Osteoporosis can pose a special threat to women because as we approach menopause our body produces less estrogen, the hormone that protects against bone loss. "Shrinking" in height, slight curving of the back, back pain or tenderness are symptoms of osteoporosis. And, as the spinal bones weaken, they slowly collapse under the weight of the upper body, causing the spine to curve - often referred to as "dowager's hump."
Osteoporosis is often called the "silent disease" because it doesn't produce symptoms until a fracture occurs. The bones most likely to break are the hip, spine and forearm. In fact, 1 in 2 women and 1 in 8 men are at risk for fracture or have at least one spinal fracture and don't know it. Spinal fractures caused by osteoporosis are most often painless, greatly increasing the risk for future fractures. A woman's risk of hip fracture alone equals her combined risk of developing breast, uterine or ovarian cancer.
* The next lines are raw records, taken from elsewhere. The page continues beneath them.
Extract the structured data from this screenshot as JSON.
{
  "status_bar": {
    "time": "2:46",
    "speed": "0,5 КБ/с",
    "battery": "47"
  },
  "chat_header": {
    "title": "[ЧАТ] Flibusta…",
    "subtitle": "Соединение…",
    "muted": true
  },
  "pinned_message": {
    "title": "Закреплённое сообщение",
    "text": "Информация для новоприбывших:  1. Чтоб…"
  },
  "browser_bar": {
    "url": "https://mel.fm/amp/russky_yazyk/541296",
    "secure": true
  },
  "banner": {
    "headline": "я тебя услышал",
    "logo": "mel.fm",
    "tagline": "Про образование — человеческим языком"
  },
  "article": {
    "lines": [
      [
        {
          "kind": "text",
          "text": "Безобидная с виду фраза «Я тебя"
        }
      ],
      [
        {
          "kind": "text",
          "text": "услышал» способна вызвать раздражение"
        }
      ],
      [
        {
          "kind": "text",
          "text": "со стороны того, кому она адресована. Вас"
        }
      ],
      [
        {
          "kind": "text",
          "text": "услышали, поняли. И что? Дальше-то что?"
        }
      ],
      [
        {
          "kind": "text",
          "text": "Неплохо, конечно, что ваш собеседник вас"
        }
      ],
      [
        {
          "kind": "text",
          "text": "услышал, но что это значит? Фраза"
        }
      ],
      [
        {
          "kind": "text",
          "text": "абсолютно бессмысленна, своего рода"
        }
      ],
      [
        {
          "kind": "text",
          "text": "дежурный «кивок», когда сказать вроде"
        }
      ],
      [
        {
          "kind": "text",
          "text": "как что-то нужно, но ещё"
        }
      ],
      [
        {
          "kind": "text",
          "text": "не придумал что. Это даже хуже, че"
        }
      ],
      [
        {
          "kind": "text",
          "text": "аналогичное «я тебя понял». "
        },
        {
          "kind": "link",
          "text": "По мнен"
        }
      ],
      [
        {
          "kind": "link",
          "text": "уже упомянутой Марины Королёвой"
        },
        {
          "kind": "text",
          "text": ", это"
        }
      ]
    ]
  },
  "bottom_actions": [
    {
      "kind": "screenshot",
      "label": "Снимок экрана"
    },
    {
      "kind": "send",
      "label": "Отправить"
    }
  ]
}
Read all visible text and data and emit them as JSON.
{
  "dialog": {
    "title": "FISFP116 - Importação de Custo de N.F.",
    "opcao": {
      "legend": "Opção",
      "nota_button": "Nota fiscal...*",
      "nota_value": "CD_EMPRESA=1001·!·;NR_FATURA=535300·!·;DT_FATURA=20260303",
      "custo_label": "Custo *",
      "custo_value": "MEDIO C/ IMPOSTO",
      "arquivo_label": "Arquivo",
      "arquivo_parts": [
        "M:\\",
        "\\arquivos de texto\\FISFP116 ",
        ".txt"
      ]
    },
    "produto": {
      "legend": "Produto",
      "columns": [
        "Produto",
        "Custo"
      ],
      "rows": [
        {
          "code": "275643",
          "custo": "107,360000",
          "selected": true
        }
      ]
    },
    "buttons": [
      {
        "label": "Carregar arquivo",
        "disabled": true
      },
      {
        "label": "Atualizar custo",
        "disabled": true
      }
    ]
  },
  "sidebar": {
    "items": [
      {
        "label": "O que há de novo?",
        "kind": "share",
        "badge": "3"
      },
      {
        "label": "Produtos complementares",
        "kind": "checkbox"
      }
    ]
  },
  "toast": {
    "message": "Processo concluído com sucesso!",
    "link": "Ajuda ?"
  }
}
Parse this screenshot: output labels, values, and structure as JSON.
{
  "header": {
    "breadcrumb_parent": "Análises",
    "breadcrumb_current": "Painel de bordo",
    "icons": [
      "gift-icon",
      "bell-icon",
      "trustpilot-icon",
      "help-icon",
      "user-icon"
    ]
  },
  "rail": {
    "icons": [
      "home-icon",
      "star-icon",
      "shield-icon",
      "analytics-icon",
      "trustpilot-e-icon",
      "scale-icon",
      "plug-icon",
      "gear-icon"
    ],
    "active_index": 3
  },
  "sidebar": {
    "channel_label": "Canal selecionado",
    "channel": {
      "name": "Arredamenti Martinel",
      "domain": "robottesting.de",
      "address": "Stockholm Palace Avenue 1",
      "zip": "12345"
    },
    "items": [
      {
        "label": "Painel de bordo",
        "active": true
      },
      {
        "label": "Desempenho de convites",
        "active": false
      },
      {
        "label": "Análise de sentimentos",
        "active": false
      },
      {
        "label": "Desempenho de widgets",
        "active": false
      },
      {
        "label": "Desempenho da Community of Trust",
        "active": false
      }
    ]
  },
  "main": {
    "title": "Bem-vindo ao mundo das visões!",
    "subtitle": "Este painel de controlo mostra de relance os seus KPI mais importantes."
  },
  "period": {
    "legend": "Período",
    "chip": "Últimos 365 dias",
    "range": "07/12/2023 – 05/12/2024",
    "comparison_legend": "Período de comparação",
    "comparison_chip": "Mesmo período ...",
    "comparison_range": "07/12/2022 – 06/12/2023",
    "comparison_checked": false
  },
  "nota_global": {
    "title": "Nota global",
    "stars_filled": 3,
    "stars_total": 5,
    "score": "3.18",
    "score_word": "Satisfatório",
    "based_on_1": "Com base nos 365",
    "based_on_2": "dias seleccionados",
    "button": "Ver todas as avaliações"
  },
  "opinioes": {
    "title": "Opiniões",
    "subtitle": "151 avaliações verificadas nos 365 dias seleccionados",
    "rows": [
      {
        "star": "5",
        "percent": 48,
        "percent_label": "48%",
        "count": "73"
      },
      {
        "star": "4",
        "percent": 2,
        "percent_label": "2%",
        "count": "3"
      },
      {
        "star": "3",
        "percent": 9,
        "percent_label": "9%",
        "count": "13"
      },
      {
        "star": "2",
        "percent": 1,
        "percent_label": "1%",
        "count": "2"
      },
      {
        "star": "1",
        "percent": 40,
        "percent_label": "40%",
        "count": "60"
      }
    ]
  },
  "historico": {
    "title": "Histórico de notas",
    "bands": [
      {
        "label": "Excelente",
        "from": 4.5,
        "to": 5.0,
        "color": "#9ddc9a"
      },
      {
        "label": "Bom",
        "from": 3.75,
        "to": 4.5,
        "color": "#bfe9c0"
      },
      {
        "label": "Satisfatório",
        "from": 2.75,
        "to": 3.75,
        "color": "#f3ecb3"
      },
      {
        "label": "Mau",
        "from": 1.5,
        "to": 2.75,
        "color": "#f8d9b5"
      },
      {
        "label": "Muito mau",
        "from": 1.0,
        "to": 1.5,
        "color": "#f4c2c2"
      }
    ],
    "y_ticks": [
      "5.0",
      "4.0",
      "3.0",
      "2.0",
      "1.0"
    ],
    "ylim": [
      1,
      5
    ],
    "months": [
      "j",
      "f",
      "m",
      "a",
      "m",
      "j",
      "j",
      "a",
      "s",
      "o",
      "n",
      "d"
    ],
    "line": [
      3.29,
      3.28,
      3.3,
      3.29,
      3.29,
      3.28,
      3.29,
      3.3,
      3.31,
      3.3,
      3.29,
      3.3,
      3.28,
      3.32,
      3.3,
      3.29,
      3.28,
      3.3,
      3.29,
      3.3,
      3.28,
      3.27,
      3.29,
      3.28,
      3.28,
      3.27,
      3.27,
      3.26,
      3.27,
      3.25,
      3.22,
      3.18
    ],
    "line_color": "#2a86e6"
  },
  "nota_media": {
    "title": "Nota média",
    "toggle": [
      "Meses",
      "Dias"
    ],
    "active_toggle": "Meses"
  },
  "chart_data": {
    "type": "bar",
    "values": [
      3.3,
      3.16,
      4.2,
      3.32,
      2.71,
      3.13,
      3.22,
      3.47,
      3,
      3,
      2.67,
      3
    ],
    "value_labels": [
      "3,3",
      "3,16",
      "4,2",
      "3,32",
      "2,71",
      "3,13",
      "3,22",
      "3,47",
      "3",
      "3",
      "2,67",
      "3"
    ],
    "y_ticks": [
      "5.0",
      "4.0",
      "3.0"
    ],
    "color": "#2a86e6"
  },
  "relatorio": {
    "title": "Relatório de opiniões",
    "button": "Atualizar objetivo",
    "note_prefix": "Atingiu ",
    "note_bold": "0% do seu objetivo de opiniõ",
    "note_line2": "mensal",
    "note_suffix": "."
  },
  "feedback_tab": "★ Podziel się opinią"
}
Your chances of developing osteoporosis are greater if you are female and if you answer "yes" to any of the following:
Do you have?